Sunday, September 14, 2014

What-Cha, Nepal 1st Flush 2014 Oolong Tea

Resealable Sample!
What-Cha Description:
We are proud to source all our Nepal teas direct from Greenland Organic Farm, who are very much at the forefront of a burgeoning Nepali tea industry dedicated to producing high quality artisanal teas. Greenland Organic Farm are completely pesticide and chemical free farm dedicated to producing tea in an ethical and fair manner. Greenland Organic Farm is located in East Nepal in the shadows of Mt. Kancghenjunga at an altitude of 3,000m.

Sample provided by What-Cha.

My Review:
I haven't had much opportunity to sit and quietly sip tea of late. Today I am doing my best to stay out of the way of the construction crew building my porch. The pounding on the roof is only a little distracting - in a good way. We have waited 24 years for this porch addition.

So, back to focusing on tea. I know oolong is a generic term meaning the leaf is oxidized more than green tea and less than black tea. That is a wide spread from about 8% oxidation to 85%. There is even debate on these numbers. Doesn't matter, I know oolong when I see it - unless it is from Kenya, or in this case, Nepal.

The Dry Leaf
Oolong isn't always rolled into little balls. This one is interesting to look at fresh out of the bag. If you told me it was a white tea or even a green, I would believe you. There are ample amounts of silvery buds and olive green leaves. There are also light brown and dark brown leaves. They are large pieces, and lightly twisted. The aroma is somewhere between dried fall leaves and fresh dried tobacco leaf.

I used 1/3 of the sample or approximately 3 g in my press with water heated to 196 F. The steep time was supposed to be 3 minutes but, well you know, squirrel! So it was more like 4 minutes. The brew turned out a shiny caramel color.

A Caramel Brew
How to describe this tea? This is light tea. By that I mean the flavor isn't big and bold like a morning blend. This has more of a lazy afternoon taste. My brain thinks it is similar to a Formosa oolong that I remember from years past but memories are often wrong.

As prepared here, there is has no bitterness or astringency. It is smooth and without bite. As with the dry leaf aroma, the taste reminds me of fall leaves. It simply has a woodsy taste. You do not have to search for the flavor but it doesn't beat you over the head.

The mouth feel is mildly creamy which matches the description on their website. I do not get the orange notes they mention, just pleasant woodsy leaves.

I wanted to make sure I wasn't missing something, since I used more water than I intended - around 12 ounces. There were a couple of ounces left over in the kettle, that I did not remember leaving, so the mug was fuller than expected.

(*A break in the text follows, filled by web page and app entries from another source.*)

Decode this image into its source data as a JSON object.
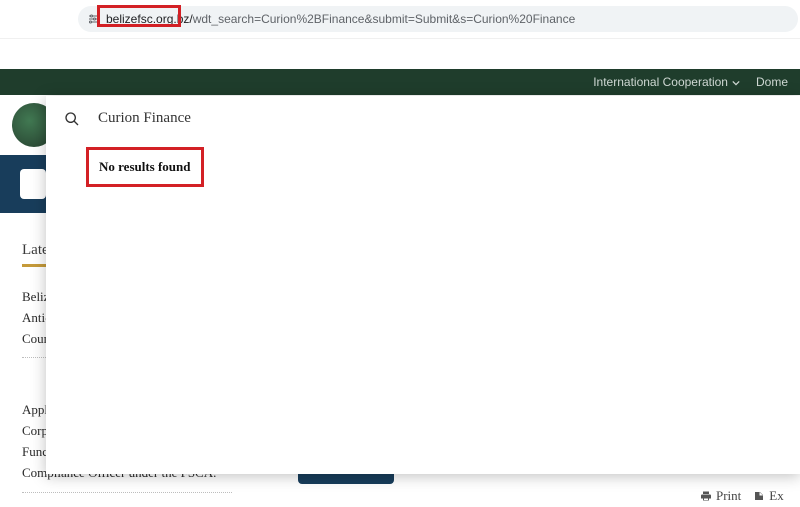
{
  "address": {
    "domain": "belizefsc.org.bz/",
    "path": "wdt_search=Curion%2BFinance&submit=Submit&s=Curion%20Finance"
  },
  "nav": {
    "international": "International Cooperation",
    "domestic": "Dome"
  },
  "search": {
    "value": "Curion Finance",
    "no_results": "No results found"
  },
  "sidebar": {
    "heading": "Late",
    "item1": "Beliz",
    "item2": "Anti-",
    "item3": "Coun",
    "item4": "Appl",
    "item5": "Corp",
    "item6": "Func",
    "item7": "Compliance Officer under the FSCA."
  },
  "footer": {
    "print": "Print",
    "export": "Ex"
  }
}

Leaves After Brewing
Trying again, with the same amount of leaf, the only thing I planned to change was the amount of water - this time I used six ounces. I kind of got distracted (again) researching on Google and let this steep for about five minutes instead of the intended three.

What I got with this time was a very bitter cup. The flavor otherwise was still similar to the first, light and woodsy.

My words of warning are don't over steep this one.

I tend to really enjoy light straight teas, especially complex white teas. For me this tea was fine though not overly complex. If you love big, bold, highly flavored teas, this one may prove too light for you to enjoy.  If on the other hand a quieter simple woodsy flavor appeals to you, this might be a good fit.

You can find Nepal 1st Flush 2014 Oolong Tea here.

1 comment:

  1. I have a friend who is beginning to source Nepali teas - I think it's only going to grow. Much of the "Darjeeling" we drink now is Nepali already.